▶ [Task statement]:
Each line of the data below containing "title" needs to be listed.

====

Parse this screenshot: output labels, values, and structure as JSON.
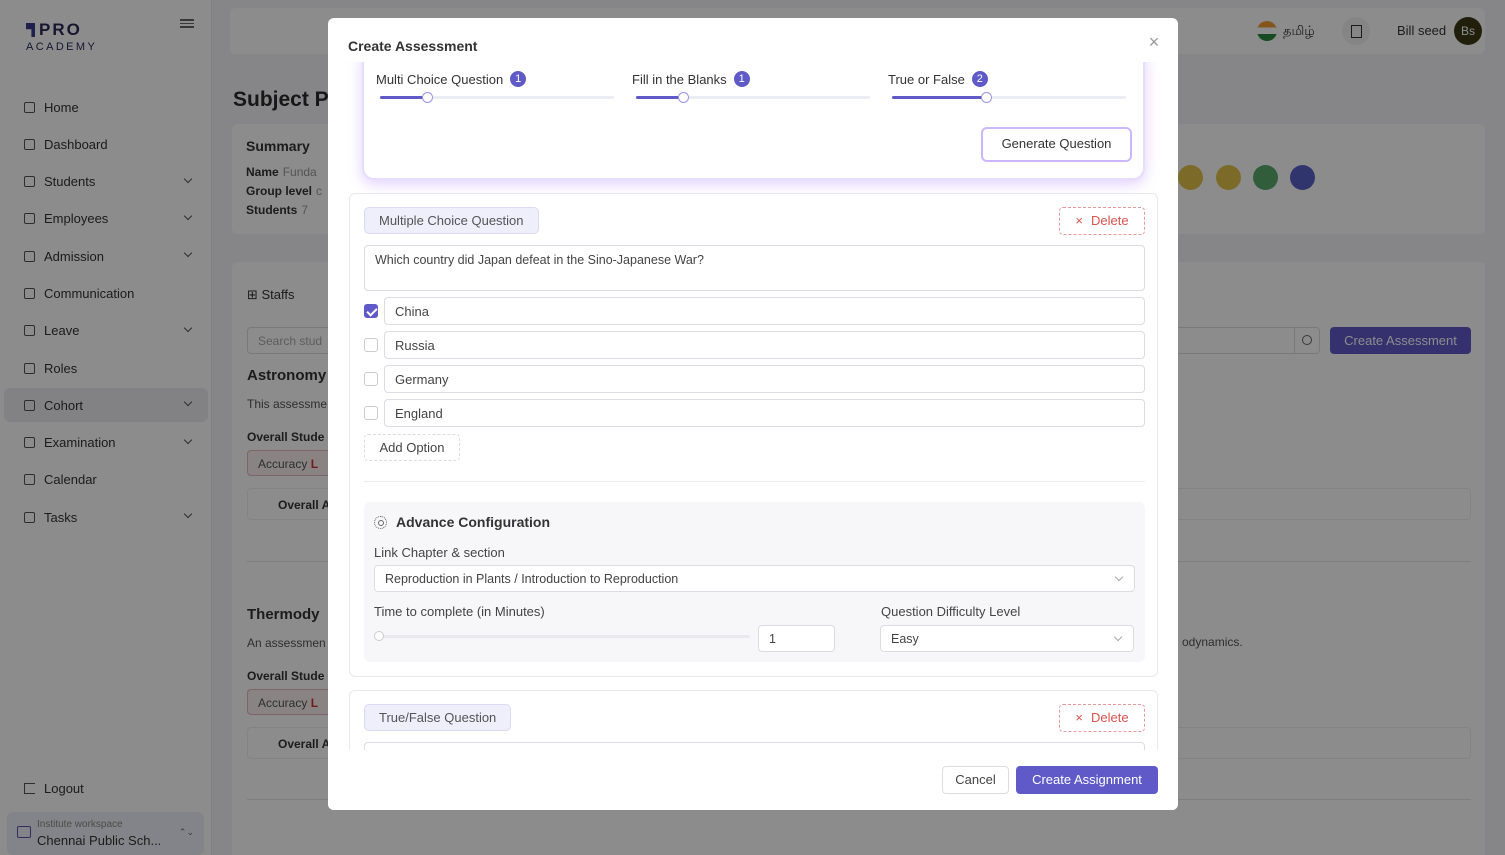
{
  "brand": {
    "line1": "PRO",
    "line2": "ACADEMY"
  },
  "sidebar": {
    "items": [
      {
        "label": "Home",
        "icon": "home-icon",
        "expandable": false
      },
      {
        "label": "Dashboard",
        "icon": "dashboard-icon",
        "expandable": false
      },
      {
        "label": "Students",
        "icon": "students-icon",
        "expandable": true
      },
      {
        "label": "Employees",
        "icon": "employees-icon",
        "expandable": true
      },
      {
        "label": "Admission",
        "icon": "admission-icon",
        "expandable": true
      },
      {
        "label": "Communication",
        "icon": "communication-icon",
        "expandable": false
      },
      {
        "label": "Leave",
        "icon": "leave-icon",
        "expandable": true
      },
      {
        "label": "Roles",
        "icon": "roles-icon",
        "expandable": false
      },
      {
        "label": "Cohort",
        "icon": "cohort-icon",
        "expandable": true,
        "active": true
      },
      {
        "label": "Examination",
        "icon": "examination-icon",
        "expandable": true
      },
      {
        "label": "Calendar",
        "icon": "calendar-icon",
        "expandable": false
      },
      {
        "label": "Tasks",
        "icon": "tasks-icon",
        "expandable": true
      }
    ],
    "logout": "Logout",
    "workspace": {
      "caption": "Institute workspace",
      "name": "Chennai Public Sch..."
    }
  },
  "topbar": {
    "language": "தமிழ்",
    "user_name": "Bill seed",
    "avatar_initials": "Bs"
  },
  "page": {
    "title": "Subject P",
    "summary": {
      "heading": "Summary",
      "name_label": "Name",
      "name_value": "Funda",
      "group_label": "Group level",
      "group_value": "c",
      "students_label": "Students",
      "students_value": "7"
    },
    "action_colors": [
      "#e2c24a",
      "#e2c24a",
      "#5aaa6a",
      "#5a62c8"
    ],
    "tab_staffs": "Staffs",
    "search_placeholder": "Search stud",
    "create_assessment": "Create Assessment",
    "sections": [
      {
        "title": "Astronomy",
        "desc": "This assessme",
        "overall_label": "Overall Stude",
        "accuracy": "Accuracy",
        "accuracy_suffix": "L",
        "overall_row": "Overall A"
      },
      {
        "title": "Thermody",
        "desc": "An assessmen",
        "overall_label": "Overall Stude",
        "accuracy": "Accuracy",
        "accuracy_suffix": "L",
        "overall_row": "Overall A",
        "desc_tail": "odynamics."
      }
    ]
  },
  "modal": {
    "title": "Create Assessment",
    "close": "×",
    "generator": {
      "types": [
        {
          "label": "Multi Choice Question",
          "count": "1",
          "level": 0.2
        },
        {
          "label": "Fill in the Blanks",
          "count": "1",
          "level": 0.2
        },
        {
          "label": "True or False",
          "count": "2",
          "level": 0.4
        }
      ],
      "generate_button": "Generate Question"
    },
    "question1": {
      "type_badge": "Multiple Choice Question",
      "delete_label": "Delete",
      "text": "Which country did Japan defeat in the Sino-Japanese War?",
      "options": [
        {
          "value": "China",
          "checked": true
        },
        {
          "value": "Russia",
          "checked": false
        },
        {
          "value": "Germany",
          "checked": false
        },
        {
          "value": "England",
          "checked": false
        }
      ],
      "add_option": "Add Option",
      "advanced": {
        "title": "Advance Configuration",
        "link_label": "Link Chapter & section",
        "link_value": "Reproduction in Plants / Introduction to Reproduction",
        "time_label": "Time to complete (in Minutes)",
        "time_value": "1",
        "difficulty_label": "Question Difficulty Level",
        "difficulty_value": "Easy"
      }
    },
    "question2": {
      "type_badge": "True/False Question",
      "delete_label": "Delete"
    },
    "footer": {
      "cancel": "Cancel",
      "submit": "Create Assignment"
    },
    "accent_color": "#5f5ac8"
  }
}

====

▶ [Exercise output]:
    "title": "Subject P",
        "title": "Astronomy",
        "title": "Thermody",
    "title": "Create Assessment",
        "title": "Advance Configuration",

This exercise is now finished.